The skin of skates is generally covered with numerous scales, but some skates have smooth skin. Skates do not have barbed tails, but some have organs along the sides of the tail that can produce an electric shock (this critter does not). The voltage they emit is generally low. Young skates hatch from eggs contained in leathery, protective capsules (ovoviviparous).
They have a max disc width of 1.6 ft (0.48 m) and a max length 2.8 ft (0.84 m). They are a warm season visitor, meaning as the snow birds flock to Sarasota, the clearnose skates say, "Peace!" and head to offshore waters during these colder months.
But don't think they are shy of cold water. They've been caught in waters as low as 43.3°F (6.3°C) to 80.6°F (27°C). That's some chilly water... no wonder they head over to the warmer currents! They still find their delectable food wherever they go, though: this includes, but is not limited to, mollusks, shrimp, crabs, and small fish. Yummy.

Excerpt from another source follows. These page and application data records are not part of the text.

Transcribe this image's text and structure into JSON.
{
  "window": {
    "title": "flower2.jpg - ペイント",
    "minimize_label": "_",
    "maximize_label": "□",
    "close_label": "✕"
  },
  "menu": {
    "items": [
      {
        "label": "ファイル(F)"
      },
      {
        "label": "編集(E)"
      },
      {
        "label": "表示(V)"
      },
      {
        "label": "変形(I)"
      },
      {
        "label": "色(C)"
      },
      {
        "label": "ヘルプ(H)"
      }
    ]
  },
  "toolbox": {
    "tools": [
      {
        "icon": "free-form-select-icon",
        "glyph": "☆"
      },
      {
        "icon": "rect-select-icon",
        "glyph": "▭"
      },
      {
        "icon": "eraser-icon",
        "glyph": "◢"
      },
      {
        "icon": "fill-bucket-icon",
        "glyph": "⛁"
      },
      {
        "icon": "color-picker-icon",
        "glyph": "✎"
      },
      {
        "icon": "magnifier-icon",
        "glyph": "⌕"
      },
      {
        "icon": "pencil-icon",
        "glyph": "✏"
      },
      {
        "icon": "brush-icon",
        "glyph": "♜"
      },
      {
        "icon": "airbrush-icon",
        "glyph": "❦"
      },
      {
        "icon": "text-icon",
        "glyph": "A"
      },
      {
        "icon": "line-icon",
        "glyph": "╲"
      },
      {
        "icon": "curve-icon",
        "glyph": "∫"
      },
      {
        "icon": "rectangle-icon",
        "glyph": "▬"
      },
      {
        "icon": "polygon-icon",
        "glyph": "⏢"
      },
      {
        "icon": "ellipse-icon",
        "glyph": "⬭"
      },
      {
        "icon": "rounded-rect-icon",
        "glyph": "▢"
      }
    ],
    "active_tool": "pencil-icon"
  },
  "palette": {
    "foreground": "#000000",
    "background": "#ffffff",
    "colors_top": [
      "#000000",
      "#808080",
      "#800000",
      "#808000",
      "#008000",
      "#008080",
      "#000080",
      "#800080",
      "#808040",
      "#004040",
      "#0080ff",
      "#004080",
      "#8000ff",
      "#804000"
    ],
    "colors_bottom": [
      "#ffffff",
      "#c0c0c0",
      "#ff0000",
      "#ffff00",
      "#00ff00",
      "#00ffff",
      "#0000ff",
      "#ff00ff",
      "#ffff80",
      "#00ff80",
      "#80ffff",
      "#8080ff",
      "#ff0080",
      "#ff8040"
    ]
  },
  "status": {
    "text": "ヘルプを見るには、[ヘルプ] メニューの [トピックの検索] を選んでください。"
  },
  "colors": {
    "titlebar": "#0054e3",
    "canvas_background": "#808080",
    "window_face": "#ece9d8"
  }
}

In Florida, since they are ovoviviparous, they lay their eggs between December and May (so, if you celebrate Easter, don't pick up these eggs). One female clearnose skate can lay up to 66 eggs in one season (not in one area, though). Incubation period is unknown, but is thought to last at least three months.

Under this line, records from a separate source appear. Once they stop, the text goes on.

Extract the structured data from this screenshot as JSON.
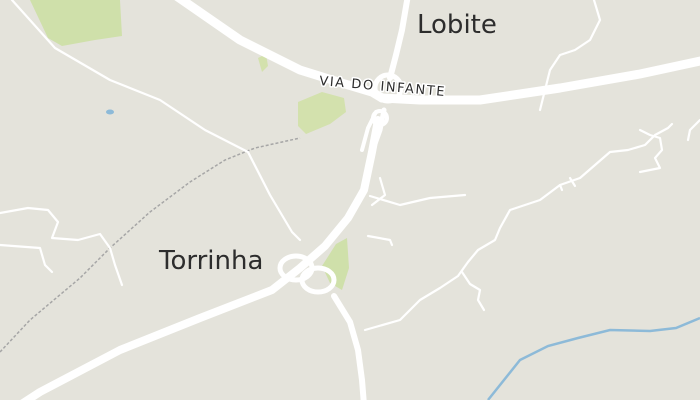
{
  "map": {
    "places": {
      "lobite": "Lobite",
      "torrinha": "Torrinha"
    },
    "roads": {
      "via_do_infante": "VIA DO INFANTE"
    },
    "colors": {
      "land": "#e4e3db",
      "park": "#cfe0aa",
      "road": "#ffffff",
      "water": "#8dbad8",
      "rail": "#a6a6a6"
    }
  }
}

They are a non-aggressive animal that poses little threat to humans. Yet, they do have predators, such as the grey nurse shark (aka sand tiger shark).
Their IUCN status sees no immediate threat, but they are frequently caught as bycatch.
For more information about these animals (up in Maine), visit here.